The second table is one of counsel. This is where the strategy lives. This table deals with challenges at a stage where they are more raw and vulnerable. That is why this table is so protected. At this table, challenges that can’t be solved within a particular comfort zone. This is a place where you have to know things – and know how to read things and understand things, like data. I know, the mere thought of having to look over spreadsheets or read reports desaturates the brilliance of your inner butterfly.

But be real. Today, information is everywhere, and so are your target audiences. So you have to know things: project management things, technology things, planning things. Things that allow for the production of creative, beautiful creative, engaging creative that can be measured, refined and adjusted in an ongoing, evolutionary manner.

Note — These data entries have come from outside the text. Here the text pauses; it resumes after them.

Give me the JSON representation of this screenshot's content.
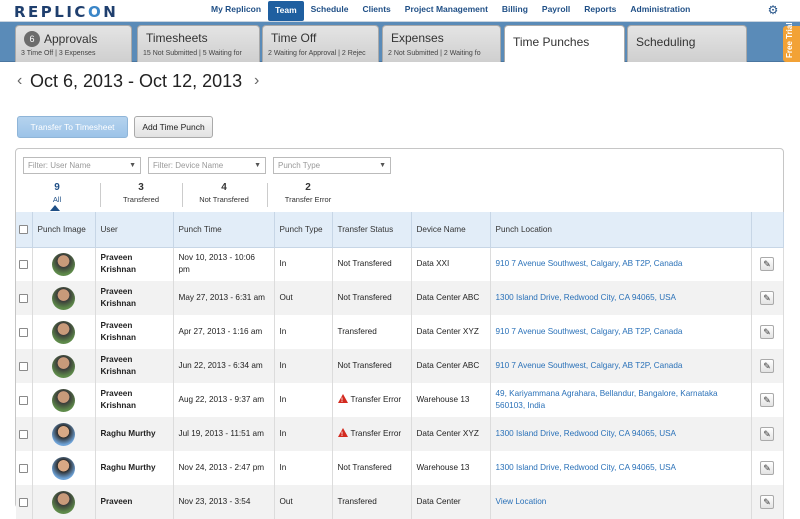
{
  "brand": {
    "logo_prefix": "REPLIC",
    "logo_o": "O",
    "logo_suffix": "N"
  },
  "nav": {
    "items": [
      "My Replicon",
      "Team",
      "Schedule",
      "Clients",
      "Project Management",
      "Billing",
      "Payroll",
      "Reports",
      "Administration"
    ],
    "active": "Team"
  },
  "tabs": [
    {
      "label": "Approvals",
      "badge": "6",
      "sub": "3 Time Off | 3 Expenses"
    },
    {
      "label": "Timesheets",
      "sub": "15 Not Submitted | 5 Waiting for"
    },
    {
      "label": "Time Off",
      "sub": "2 Waiting for Approval | 2 Rejec"
    },
    {
      "label": "Expenses",
      "sub": "2 Not Submitted | 2 Waiting fo"
    },
    {
      "label": "Time Punches",
      "sub": ""
    },
    {
      "label": "Scheduling",
      "sub": ""
    }
  ],
  "free_trial": "Free Trial",
  "date_range": "Oct 6, 2013  -  Oct 12, 2013",
  "buttons": {
    "transfer": "Transfer To Timesheet",
    "add": "Add Time Punch"
  },
  "filters": {
    "user": "Filter: User Name",
    "device": "Filter: Device Name",
    "punch_type": "Punch Type"
  },
  "counts": [
    {
      "n": "9",
      "label": "All"
    },
    {
      "n": "3",
      "label": "Transfered"
    },
    {
      "n": "4",
      "label": "Not Transfered"
    },
    {
      "n": "2",
      "label": "Transfer Error"
    }
  ],
  "columns": [
    "Punch Image",
    "User",
    "Punch Time",
    "Punch Type",
    "Transfer Status",
    "Device Name",
    "Punch Location"
  ],
  "rows": [
    {
      "user": "Praveen Krishnan",
      "time": "Nov 10, 2013 - 10:06 pm",
      "type": "In",
      "status": "Not Transfered",
      "device": "Data XXI",
      "location": "910 7 Avenue Southwest, Calgary, AB T2P, Canada",
      "avatar": "a"
    },
    {
      "user": "Praveen Krishnan",
      "time": "May 27, 2013 - 6:31 am",
      "type": "Out",
      "status": "Not Transfered",
      "device": "Data Center ABC",
      "location": "1300 Island Drive, Redwood City, CA 94065, USA",
      "avatar": "a"
    },
    {
      "user": "Praveen Krishnan",
      "time": "Apr 27, 2013 - 1:16 am",
      "type": "In",
      "status": "Transfered",
      "device": "Data Center XYZ",
      "location": "910 7 Avenue Southwest, Calgary, AB T2P, Canada",
      "avatar": "a"
    },
    {
      "user": "Praveen Krishnan",
      "time": "Jun 22, 2013 - 6:34 am",
      "type": "In",
      "status": "Not Transfered",
      "device": "Data Center ABC",
      "location": "910 7 Avenue Southwest, Calgary, AB T2P, Canada",
      "avatar": "a"
    },
    {
      "user": "Praveen Krishnan",
      "time": "Aug 22, 2013 - 9:37 am",
      "type": "In",
      "status": "Transfer Error",
      "device": "Warehouse 13",
      "location": "49, Kariyammana Agrahara, Bellandur, Bangalore, Karnataka 560103, India",
      "avatar": "a",
      "error": true
    },
    {
      "user": "Raghu Murthy",
      "time": "Jul 19, 2013 - 11:51 am",
      "type": "In",
      "status": "Transfer Error",
      "device": "Data Center XYZ",
      "location": "1300 Island Drive, Redwood City, CA 94065, USA",
      "avatar": "b",
      "error": true
    },
    {
      "user": "Raghu Murthy",
      "time": "Nov 24, 2013 - 2:47 pm",
      "type": "In",
      "status": "Not Transfered",
      "device": "Warehouse 13",
      "location": "1300 Island Drive, Redwood City, CA 94065, USA",
      "avatar": "b"
    },
    {
      "user": "Praveen",
      "time": "Nov 23, 2013 - 3:54",
      "type": "Out",
      "status": "Transfered",
      "device": "Data Center",
      "location": "View Location",
      "avatar": "a"
    }
  ],
  "colors": {
    "accent": "#1f5fa0",
    "tabstrip": "#5a8bb8",
    "link": "#2a71b8",
    "free_trial": "#f2a236",
    "error": "#d32a1f"
  }
}
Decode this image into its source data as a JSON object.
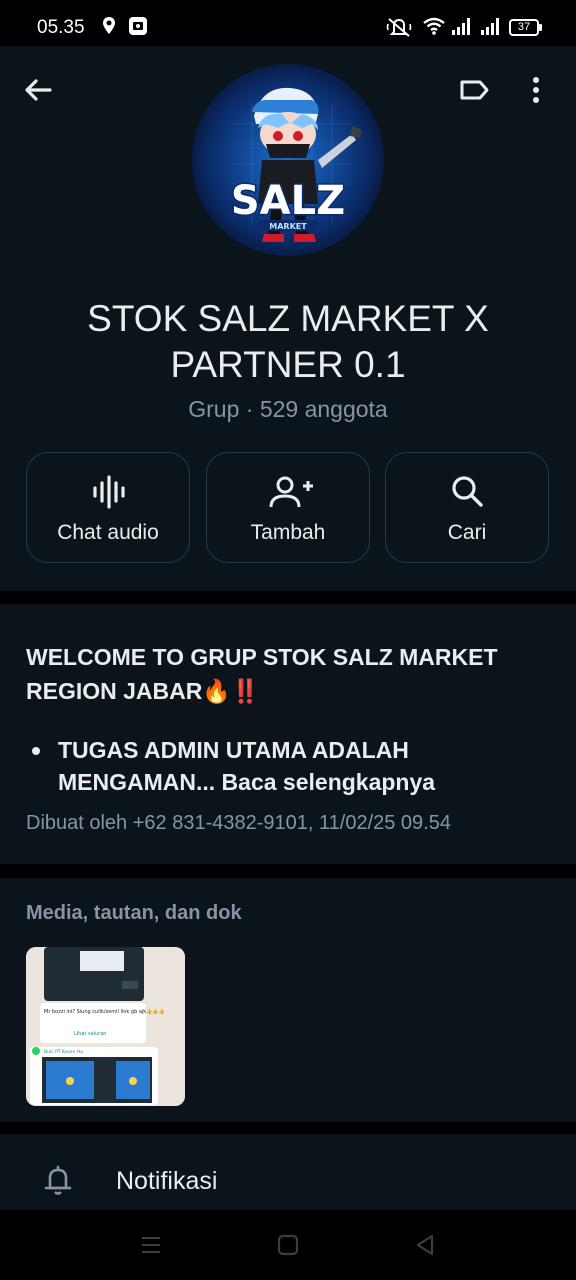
{
  "status_bar": {
    "time": "05.35",
    "battery": "37",
    "icons": [
      "location-icon",
      "screenshot-icon",
      "mute-icon",
      "wifi-icon",
      "signal-icon",
      "signal-icon"
    ]
  },
  "header": {
    "icons": [
      "back-arrow-icon",
      "label-icon",
      "more-vert-icon"
    ],
    "avatar_text": "SALZ",
    "avatar_sub": "MARKET",
    "group_name": "STOK SALZ MARKET X PARTNER 0.1",
    "group_sub": "Grup · 529 anggota"
  },
  "actions": [
    {
      "label": "Chat audio",
      "icon": "audio-wave-icon"
    },
    {
      "label": "Tambah",
      "icon": "add-person-icon"
    },
    {
      "label": "Cari",
      "icon": "search-icon"
    }
  ],
  "description": {
    "title": "WELCOME TO GRUP STOK SALZ MARKET REGION JABAR🔥‼️",
    "bullet": "TUGAS ADMIN UTAMA ADALAH MENGAMAN... Baca selengkapnya",
    "meta": "Dibuat oleh +62 831-4382-9101, 11/02/25 09.54"
  },
  "media": {
    "title": "Media, tautan, dan dok",
    "thumb_caption": "Mr bozzi ini? Siung culik/semil link gb ajk👍👍👍",
    "thumb_link": "Lihat saluran",
    "thumb_header": "Bulc PT Kesen Hu"
  },
  "notifications": {
    "label": "Notifikasi",
    "icon": "bell-icon"
  },
  "nav": {
    "icons": [
      "recents-icon",
      "home-icon",
      "back-triangle-icon"
    ]
  },
  "colors": {
    "background": "#0b141a",
    "text": "#e9edef",
    "muted": "#8696a0",
    "border": "#2a3942"
  }
}
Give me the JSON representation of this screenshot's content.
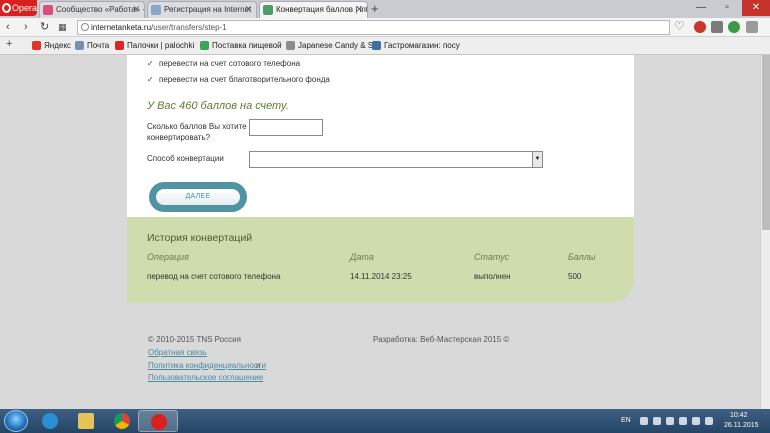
{
  "browser": {
    "menu_label": "Opera",
    "tabs": [
      {
        "title": "Сообщество «Работа» · ",
        "active": false,
        "color": "#d94f7a"
      },
      {
        "title": "Регистрация на Internet",
        "active": false,
        "color": "#8aa6c8"
      },
      {
        "title": "Конвертация баллов | int",
        "active": true,
        "color": "#4d9d6a"
      }
    ],
    "new_tab": "+",
    "url_host": "internetanketa.ru",
    "url_path": "/user/transfers/step-1",
    "bookmarks": [
      {
        "label": "Яндекс",
        "color": "#e0332b"
      },
      {
        "label": "Почта",
        "color": "#7a8fb0"
      },
      {
        "label": "Палочки | palochki",
        "color": "#d9262b"
      },
      {
        "label": "Поставка пищевой",
        "color": "#3aa65a"
      },
      {
        "label": "Japanese Candy & Sn",
        "color": "#8c8c8c"
      },
      {
        "label": "Гастромагазин: посу",
        "color": "#3f6ea8"
      }
    ]
  },
  "page": {
    "options": [
      "перевести на счет сотового телефона",
      "перевести на счет благотворительного фонда"
    ],
    "balance_text": "У Вас 460 баллов на счету.",
    "amount_label_line1": "Сколько баллов Вы хотите",
    "amount_label_line2": "конвертировать?",
    "method_label": "Способ конвертации",
    "next_button": "ДАЛЕЕ",
    "history": {
      "title": "История конвертаций",
      "columns": [
        "Операция",
        "Дата",
        "Статус",
        "Баллы"
      ],
      "rows": [
        [
          "перевод на счет сотового телефона",
          "14.11.2014 23:25",
          "выполнен",
          "500"
        ]
      ]
    },
    "footer": {
      "copyright": "© 2010-2015 TNS Россия",
      "dev": "Разработка: Веб-Мастерская 2015 ©",
      "links": [
        "Обратная связь",
        "Политика конфиденциальности",
        "Пользовательское соглашение"
      ],
      "and_text": "и"
    }
  },
  "taskbar": {
    "lang": "EN",
    "time": "10:42",
    "date": "26.11.2015"
  },
  "colors": {
    "accent_green": "#5b7a33",
    "history_bg": "#cfdcae",
    "button_teal": "#4f94a3",
    "link": "#4b8aa3"
  }
}
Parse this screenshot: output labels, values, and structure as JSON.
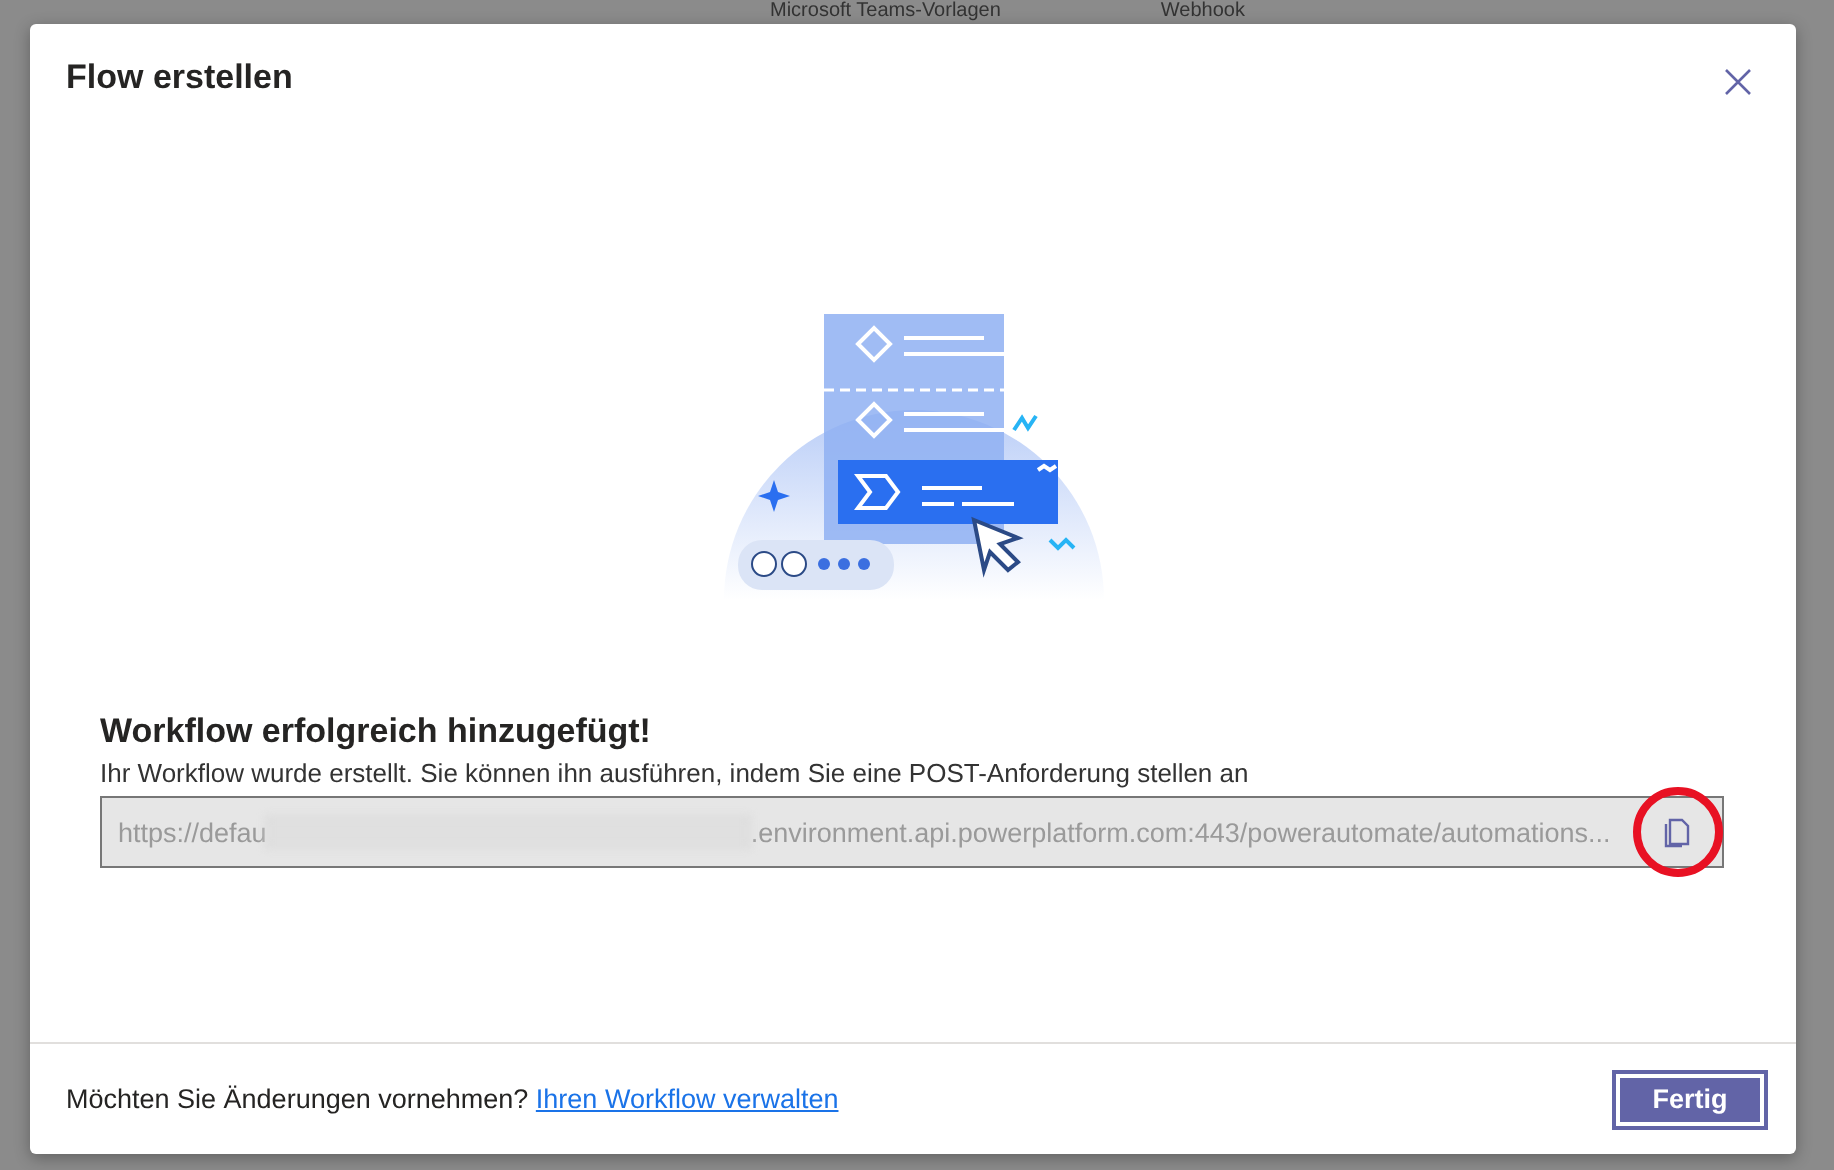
{
  "background": {
    "toolbar_items": [
      "Microsoft Teams-Vorlagen",
      "Webhook"
    ]
  },
  "dialog": {
    "title": "Flow erstellen",
    "success": {
      "heading": "Workflow erfolgreich hinzugefügt!",
      "description": "Ihr Workflow wurde erstellt. Sie können ihn ausführen, indem Sie eine POST-Anforderung stellen an",
      "url_field": {
        "value_start": "https://defau",
        "redacted": true,
        "value_end": ".environment.api.powerplatform.com:443/powerautomate/automations...",
        "disabled": true
      }
    },
    "annotation": {
      "kind": "circle",
      "color": "#e81123"
    },
    "footer": {
      "prompt": "Möchten Sie Änderungen vornehmen?",
      "link": "Ihren Workflow verwalten",
      "button": "Fertig"
    }
  }
}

Now let’s say that you expand your horizons and learn things, lots of things. You learn to open spreadsheets, read them and – dare I say – create them. There is still another thing.

Trust.

Trust is a funny thing. It’s not something you gain overnight. It’s not created by one major action. From my experience, it comes from the steady buildup of small (i.e., boring) everyday little things you do. Following through, following up, asking questions, listening and truly engaging. Some might call this being present. No one will entrust to you something that is important to them unless they feel that you also feel it’s important.

When you start to do these things, something amazing happens. You start to look past the shiny and “cool.” You start to focus on things that matter, and you develop ideas that create opportunities to make real business impact.

Something else changes, too. What you recommend quickly starts to evolve. You go beyond your comfort zone, your expectations. Remember, now you know things. You are plugged in, your purview has expanded, and your ability to amass creative solutions from this new perspective will increase dramatically. Because you can infuse creative thinking into the strategy and balance it with the production realities on the ground, this will make you more valuable. Someone who has a seat at both tables, providing counsel to both.